On Saturday, activists will gather in Oakland for what they claim will be “the largest demonstration against fracking in U.S. history.” Whether the promised 10,000 people show up to “The March for Real Climate Leadership” or not, the promoters of the event have an erroneous view of what constitutes “real” climate leadership.

Michael Brune, executive director of the Sierra Club, wrote just the other day:

When it comes to climate change, what’s most important isn’t whether humans are causing the problem (as the real scientists keep insisting), but whether humans can be part of the solution.

Well put.  Humans certainly can be part of the solution and, as scientists have repeatedly confirmed, hydraulic fracturing is one such (human produced!) carbon-reduction solution.  That’s where things get awkward for our “ban fracking” friends.

According to a 2013 report from the Paris-based International Energy Agency:

The decline in energy-related CO2 emissions in the United States in recent years has been one of the bright spots in the global picture. One of the key reasons has been the increased availability of natural gas, linked to the shale gas revolution.

In other words, fracking, which is necessary for most natural gas production, is the reason the U.S. is a leader (in fact, the world leader) in carbon emission reductions. According to the Energy Information Administration (EIA), U.S. carbon emissions are at their lowest level since 1994 – thanks in large part to American shale development.


Even in California, where we primarily produce oil, we benefit the climate by producing more at home rather than importing oil from other, often hostile, countries.
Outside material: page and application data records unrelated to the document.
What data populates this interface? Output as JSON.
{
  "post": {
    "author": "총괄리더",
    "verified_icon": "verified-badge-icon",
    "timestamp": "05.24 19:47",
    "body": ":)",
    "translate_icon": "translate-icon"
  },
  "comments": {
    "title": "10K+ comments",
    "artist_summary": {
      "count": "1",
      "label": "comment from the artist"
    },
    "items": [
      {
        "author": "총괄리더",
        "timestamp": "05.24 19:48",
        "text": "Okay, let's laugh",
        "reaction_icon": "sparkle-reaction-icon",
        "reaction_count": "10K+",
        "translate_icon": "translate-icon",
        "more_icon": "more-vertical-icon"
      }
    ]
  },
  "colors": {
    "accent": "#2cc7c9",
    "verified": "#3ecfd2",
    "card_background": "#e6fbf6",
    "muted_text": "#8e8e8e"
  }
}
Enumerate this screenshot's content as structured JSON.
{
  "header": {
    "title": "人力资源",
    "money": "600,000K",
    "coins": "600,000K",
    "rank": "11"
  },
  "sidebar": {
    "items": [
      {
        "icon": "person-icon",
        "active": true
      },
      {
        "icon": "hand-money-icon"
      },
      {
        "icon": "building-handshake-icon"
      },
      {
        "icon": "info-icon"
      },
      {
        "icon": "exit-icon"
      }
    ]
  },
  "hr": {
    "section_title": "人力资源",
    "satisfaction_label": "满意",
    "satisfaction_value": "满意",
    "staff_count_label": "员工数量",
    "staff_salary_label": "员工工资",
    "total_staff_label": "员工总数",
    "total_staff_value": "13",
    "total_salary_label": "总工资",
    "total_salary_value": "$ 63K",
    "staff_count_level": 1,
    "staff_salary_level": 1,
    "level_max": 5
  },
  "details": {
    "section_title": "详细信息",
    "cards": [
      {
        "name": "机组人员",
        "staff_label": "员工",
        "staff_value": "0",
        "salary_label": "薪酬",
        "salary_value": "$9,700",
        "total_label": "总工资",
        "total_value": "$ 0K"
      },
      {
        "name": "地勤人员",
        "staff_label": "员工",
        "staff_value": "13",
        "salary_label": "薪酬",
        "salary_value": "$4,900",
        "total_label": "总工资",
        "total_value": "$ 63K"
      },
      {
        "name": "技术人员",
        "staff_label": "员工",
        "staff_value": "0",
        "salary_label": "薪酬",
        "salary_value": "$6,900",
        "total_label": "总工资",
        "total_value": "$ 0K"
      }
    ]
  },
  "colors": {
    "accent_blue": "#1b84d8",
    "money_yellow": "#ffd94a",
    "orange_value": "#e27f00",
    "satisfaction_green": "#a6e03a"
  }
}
Californians use all the oil developed here and then some, so every barrel that we produce under our environmental protections is a barrel that we don’t have to import by tanker or by rail from places with more lax regulations. And, make no mistake: even as our energy mix shifts to include more renewables, Californians will need oil for the foreseeable future. More than 95 percent of our transportation is petroleum-based and the Energy Information Administration, part of the Department of Energy, estimates that by 2040, 70 percent of our electricity – and much more of our transportation fuel —  will still be fossil-fuel based.

California Governor Jerry Brown is one of the most prominent environmental advocates of the past 40 years, and, unlike Governor Cuomo in New York, he and most Democrats (and Republicans) in the legislature, as well as the scientists/regulators at the Department of Conservation, have exhibited “real” leadership by deliberately examining the extensive academic literature on hydraulic fracturing.  They understand that hydraulic fracturing has been used more than 1.2 million times over the past 65 years, without the adverse impacts claimed by activists.

When scientists and regulators (including the Secretary of Energy, the Secretary of the Interior and the EPA Administrator) continually affirm that fracking is fundamentally safe and has manageable risks, it’s clear these stunts are all activists have to fall back on.

While a march can sometimes be a useful way to draw attention to a vital issue, it is a unfortunate that, in this case, marchers will be trying to scare the public about a routine and well-understood technology that helps lower – rather than increase — global carbon emissions.Fracking is something that any “march” genuinely interested in combating climate change would celebrate.